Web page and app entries

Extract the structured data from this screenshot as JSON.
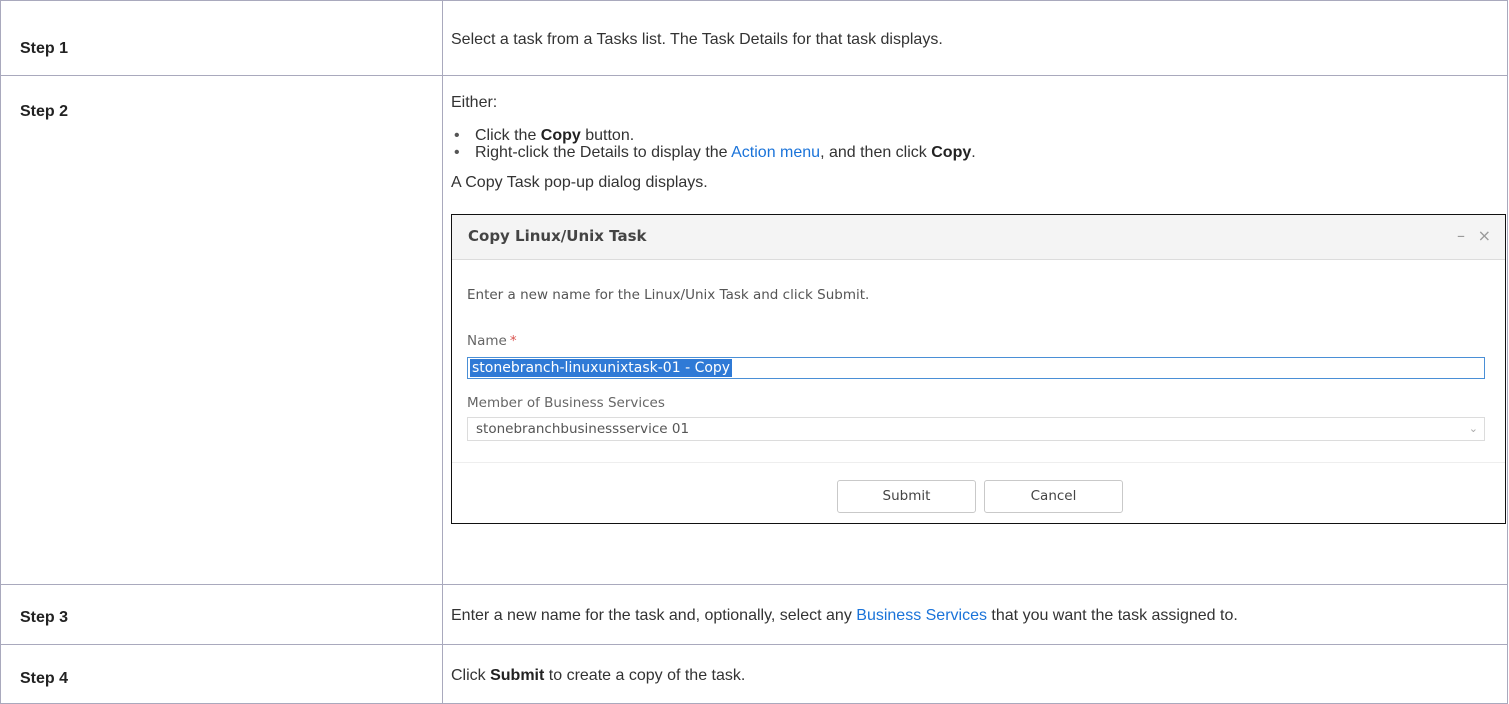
{
  "steps": [
    {
      "label": "Step 1",
      "text": "Select a task from a Tasks list. The Task Details for that task displays."
    },
    {
      "label": "Step 2",
      "intro": "Either:",
      "options": [
        {
          "prefix": "Click the ",
          "bold": "Copy",
          "suffix": " button."
        },
        {
          "prefix": "Right-click the Details to display the ",
          "link": "Action menu",
          "middle": ", and then click ",
          "bold": "Copy",
          "suffix": "."
        }
      ],
      "after": "A Copy Task pop-up dialog displays."
    },
    {
      "label": "Step 3",
      "prefix": "Enter a new name for the task and, optionally, select any ",
      "link": "Business Services",
      "suffix": " that you want the task assigned to."
    },
    {
      "label": "Step 4",
      "prefix": "Click ",
      "bold": "Submit",
      "suffix": " to create a copy of the task."
    }
  ],
  "dialog": {
    "title": "Copy Linux/Unix Task",
    "minimize_glyph": "–",
    "close_glyph": "×",
    "instruction": "Enter a new name for the Linux/Unix Task and click Submit.",
    "name_label": "Name",
    "required_mark": "*",
    "name_value": "stonebranch-linuxunixtask-01 - Copy",
    "business_services_label": "Member of Business Services",
    "business_services_value": "stonebranchbusinessservice 01",
    "dropdown_glyph": "⌄",
    "submit_label": "Submit",
    "cancel_label": "Cancel"
  },
  "colors": {
    "link": "#1a73d9",
    "border": "#a9a9bd",
    "selection": "#2f7ad6",
    "required": "#d9534f"
  },
  "icons": {
    "bullet": "•",
    "minimize": "minimize-icon",
    "close": "close-icon",
    "dropdown": "chevron-down-icon"
  }
}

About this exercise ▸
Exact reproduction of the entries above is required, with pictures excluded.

The answer ▸
Extract the structured data from this screenshot as JSON.
{
  "steps": [
    {
      "label": "Step 1",
      "text": "Select a task from a Tasks list. The Task Details for that task displays."
    },
    {
      "label": "Step 2",
      "intro": "Either:",
      "options": [
        {
          "prefix": "Click the ",
          "bold": "Copy",
          "suffix": " button."
        },
        {
          "prefix": "Right-click the Details to display the ",
          "link": "Action menu",
          "middle": ", and then click ",
          "bold": "Copy",
          "suffix": "."
        }
      ],
      "after": "A Copy Task pop-up dialog displays."
    },
    {
      "label": "Step 3",
      "prefix": "Enter a new name for the task and, optionally, select any ",
      "link": "Business Services",
      "suffix": " that you want the task assigned to."
    },
    {
      "label": "Step 4",
      "prefix": "Click ",
      "bold": "Submit",
      "suffix": " to create a copy of the task."
    }
  ],
  "dialog": {
    "title": "Copy Linux/Unix Task",
    "minimize_glyph": "–",
    "close_glyph": "×",
    "instruction": "Enter a new name for the Linux/Unix Task and click Submit.",
    "name_label": "Name",
    "required_mark": "*",
    "name_value": "stonebranch-linuxunixtask-01 - Copy",
    "business_services_label": "Member of Business Services",
    "business_services_value": "stonebranchbusinessservice 01",
    "dropdown_glyph": "⌄",
    "submit_label": "Submit",
    "cancel_label": "Cancel"
  },
  "colors": {
    "link": "#1a73d9",
    "border": "#a9a9bd",
    "selection": "#2f7ad6",
    "required": "#d9534f"
  },
  "icons": {
    "bullet": "•",
    "minimize": "minimize-icon",
    "close": "close-icon",
    "dropdown": "chevron-down-icon"
  }
}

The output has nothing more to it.